● Provided records:
-- Opening Marker --

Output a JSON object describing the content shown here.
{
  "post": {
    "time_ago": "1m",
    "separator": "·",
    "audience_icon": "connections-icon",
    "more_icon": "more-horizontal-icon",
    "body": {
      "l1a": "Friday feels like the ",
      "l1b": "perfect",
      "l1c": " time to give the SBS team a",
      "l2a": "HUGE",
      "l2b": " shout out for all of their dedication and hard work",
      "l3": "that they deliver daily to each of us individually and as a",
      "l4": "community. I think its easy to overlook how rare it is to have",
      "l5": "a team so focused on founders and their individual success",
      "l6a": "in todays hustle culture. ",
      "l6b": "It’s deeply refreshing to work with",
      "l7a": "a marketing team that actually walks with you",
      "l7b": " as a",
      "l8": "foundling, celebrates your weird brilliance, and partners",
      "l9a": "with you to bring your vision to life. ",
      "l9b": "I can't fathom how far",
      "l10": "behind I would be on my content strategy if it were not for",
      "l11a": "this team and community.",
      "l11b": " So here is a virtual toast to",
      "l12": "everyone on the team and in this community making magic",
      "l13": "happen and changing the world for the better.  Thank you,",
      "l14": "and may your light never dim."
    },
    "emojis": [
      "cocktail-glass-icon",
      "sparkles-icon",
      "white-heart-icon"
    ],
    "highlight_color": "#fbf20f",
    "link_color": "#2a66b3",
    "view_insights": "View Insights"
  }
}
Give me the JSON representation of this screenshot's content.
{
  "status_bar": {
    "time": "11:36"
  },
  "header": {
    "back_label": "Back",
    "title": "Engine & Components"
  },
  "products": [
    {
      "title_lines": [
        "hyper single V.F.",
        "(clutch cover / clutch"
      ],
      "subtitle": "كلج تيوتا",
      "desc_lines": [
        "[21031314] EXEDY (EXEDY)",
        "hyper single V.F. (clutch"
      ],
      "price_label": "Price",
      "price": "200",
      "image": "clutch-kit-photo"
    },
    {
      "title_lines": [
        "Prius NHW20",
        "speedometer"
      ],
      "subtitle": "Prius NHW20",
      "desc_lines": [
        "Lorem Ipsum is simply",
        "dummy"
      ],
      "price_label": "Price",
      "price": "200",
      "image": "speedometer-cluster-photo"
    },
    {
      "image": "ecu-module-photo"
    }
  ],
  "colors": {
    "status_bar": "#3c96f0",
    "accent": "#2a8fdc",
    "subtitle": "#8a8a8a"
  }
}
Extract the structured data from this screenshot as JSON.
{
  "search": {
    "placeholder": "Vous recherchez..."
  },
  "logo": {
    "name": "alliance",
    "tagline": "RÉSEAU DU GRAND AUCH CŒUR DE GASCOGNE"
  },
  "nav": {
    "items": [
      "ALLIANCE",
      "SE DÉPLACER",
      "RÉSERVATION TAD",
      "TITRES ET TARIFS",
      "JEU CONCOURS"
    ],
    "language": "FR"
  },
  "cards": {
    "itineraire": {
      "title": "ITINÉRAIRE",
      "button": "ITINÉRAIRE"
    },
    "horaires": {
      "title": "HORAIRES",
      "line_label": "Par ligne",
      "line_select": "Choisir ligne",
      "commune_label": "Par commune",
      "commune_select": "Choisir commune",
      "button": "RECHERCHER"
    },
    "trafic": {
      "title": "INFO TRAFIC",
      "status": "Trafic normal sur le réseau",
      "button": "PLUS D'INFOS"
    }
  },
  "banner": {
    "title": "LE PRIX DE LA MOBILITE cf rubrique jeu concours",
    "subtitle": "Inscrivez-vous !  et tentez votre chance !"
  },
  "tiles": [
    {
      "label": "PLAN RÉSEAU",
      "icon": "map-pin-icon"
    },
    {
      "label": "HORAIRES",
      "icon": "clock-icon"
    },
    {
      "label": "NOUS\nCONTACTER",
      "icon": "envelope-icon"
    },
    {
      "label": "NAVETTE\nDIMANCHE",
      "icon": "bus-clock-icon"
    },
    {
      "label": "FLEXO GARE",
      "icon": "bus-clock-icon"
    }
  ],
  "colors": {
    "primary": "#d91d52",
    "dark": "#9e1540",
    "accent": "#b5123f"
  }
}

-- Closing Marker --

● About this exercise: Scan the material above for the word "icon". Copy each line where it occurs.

● Solution to the exercise:
    "audience_icon": "connections-icon",
    "more_icon": "more-horizontal-icon",
      "cocktail-glass-icon",
      "sparkles-icon",
      "white-heart-icon"
      "icon": "map-pin-icon"
      "icon": "clock-icon"
      "icon": "envelope-icon"
      "icon": "bus-clock-icon"
      "icon": "bus-clock-icon"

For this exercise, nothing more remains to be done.